In addition, the Pentagon on Wednesday "came clean" about the number of troops currently in Afghanistan: 11,000, a number significantly higher than previously believed.
"Any lasting peace in Afghanistan must be secured through diplomacy."
—Rep. Barbara LeeAs Common Dreams reported last week, Trump's newly unveiled "strategy" for the Afghan war—which included more troops and less oversight—was widely denounced as yet another commitment to perpetual war.
Anti-war groups and lawmakers have responded by ramping up calls for diplomacy and debate. Rep. Barbara Lee (D-Calif.) has continued to argue that "at minimum" Congress must "debate and vote on a new Authorization for the Use of Military Force."
"Any lasting peace in Afghanistan must be secured through diplomacy," Lee said last week.

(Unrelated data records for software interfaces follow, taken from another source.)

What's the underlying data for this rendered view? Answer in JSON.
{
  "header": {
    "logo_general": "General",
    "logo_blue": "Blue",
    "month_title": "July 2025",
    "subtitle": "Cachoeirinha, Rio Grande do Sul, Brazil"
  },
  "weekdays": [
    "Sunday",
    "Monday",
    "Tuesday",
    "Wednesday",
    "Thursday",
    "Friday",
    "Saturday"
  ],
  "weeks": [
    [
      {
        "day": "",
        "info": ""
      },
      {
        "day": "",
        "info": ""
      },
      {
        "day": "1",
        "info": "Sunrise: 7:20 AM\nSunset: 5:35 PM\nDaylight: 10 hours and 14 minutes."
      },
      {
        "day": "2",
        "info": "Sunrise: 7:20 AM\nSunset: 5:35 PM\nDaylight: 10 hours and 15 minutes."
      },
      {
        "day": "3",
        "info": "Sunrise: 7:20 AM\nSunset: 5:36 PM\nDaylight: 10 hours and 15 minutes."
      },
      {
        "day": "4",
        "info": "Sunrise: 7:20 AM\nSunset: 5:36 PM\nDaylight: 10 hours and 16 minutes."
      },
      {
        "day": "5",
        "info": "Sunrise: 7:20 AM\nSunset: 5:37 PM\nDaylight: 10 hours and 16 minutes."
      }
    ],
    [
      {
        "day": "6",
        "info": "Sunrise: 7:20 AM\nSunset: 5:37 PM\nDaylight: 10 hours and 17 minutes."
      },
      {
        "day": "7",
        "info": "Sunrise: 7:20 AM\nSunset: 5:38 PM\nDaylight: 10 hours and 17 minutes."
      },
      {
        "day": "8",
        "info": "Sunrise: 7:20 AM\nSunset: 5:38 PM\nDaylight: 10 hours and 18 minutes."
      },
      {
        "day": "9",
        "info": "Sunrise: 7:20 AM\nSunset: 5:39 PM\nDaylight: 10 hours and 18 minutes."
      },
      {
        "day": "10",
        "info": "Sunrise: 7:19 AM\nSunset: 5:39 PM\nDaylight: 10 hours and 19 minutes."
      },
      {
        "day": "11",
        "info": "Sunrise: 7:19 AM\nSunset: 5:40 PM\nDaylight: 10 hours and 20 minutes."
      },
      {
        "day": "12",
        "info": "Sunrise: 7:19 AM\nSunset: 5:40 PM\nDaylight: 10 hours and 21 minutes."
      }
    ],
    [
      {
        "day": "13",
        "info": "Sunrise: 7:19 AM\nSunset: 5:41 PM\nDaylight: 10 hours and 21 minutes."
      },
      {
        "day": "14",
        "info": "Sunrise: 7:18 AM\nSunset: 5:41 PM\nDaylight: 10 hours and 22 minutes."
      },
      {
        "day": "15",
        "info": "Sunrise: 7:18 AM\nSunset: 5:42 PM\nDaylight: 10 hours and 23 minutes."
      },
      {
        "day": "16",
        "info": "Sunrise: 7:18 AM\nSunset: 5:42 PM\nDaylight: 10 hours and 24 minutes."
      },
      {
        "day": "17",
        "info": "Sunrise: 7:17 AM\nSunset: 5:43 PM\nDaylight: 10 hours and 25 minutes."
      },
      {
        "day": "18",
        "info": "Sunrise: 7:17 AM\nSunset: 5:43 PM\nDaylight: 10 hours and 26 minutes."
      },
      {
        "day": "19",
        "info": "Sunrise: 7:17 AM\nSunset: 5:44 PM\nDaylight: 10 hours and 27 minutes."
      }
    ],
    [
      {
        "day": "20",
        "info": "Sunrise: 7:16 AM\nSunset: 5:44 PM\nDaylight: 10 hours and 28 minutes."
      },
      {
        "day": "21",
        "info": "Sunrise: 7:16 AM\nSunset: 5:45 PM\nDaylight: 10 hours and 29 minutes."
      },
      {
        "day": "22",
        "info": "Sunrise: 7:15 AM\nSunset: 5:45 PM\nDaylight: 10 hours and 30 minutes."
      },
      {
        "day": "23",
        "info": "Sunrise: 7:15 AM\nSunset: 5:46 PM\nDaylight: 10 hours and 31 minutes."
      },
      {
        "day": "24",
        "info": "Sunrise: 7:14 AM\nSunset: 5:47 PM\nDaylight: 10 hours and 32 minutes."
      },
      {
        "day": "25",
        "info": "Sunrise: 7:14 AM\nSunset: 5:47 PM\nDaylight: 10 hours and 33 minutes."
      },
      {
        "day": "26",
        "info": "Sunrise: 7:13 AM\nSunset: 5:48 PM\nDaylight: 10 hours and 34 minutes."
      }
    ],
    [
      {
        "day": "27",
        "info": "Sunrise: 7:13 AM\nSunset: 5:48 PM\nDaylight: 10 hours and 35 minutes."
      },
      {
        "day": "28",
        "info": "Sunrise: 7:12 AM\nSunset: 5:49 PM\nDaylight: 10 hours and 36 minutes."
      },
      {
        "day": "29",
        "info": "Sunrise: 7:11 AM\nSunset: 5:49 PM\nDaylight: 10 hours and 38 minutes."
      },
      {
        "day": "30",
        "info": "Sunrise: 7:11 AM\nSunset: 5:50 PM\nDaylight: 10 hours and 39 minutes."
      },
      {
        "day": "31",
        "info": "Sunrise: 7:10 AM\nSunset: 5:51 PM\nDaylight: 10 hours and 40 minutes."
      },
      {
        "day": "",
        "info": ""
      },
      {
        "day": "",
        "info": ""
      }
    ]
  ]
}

Peace Action, meanwhile, is gearing up to launch a new anti-war campaign centered around the simple question: "What the hell are we still doing in Afghanistan?"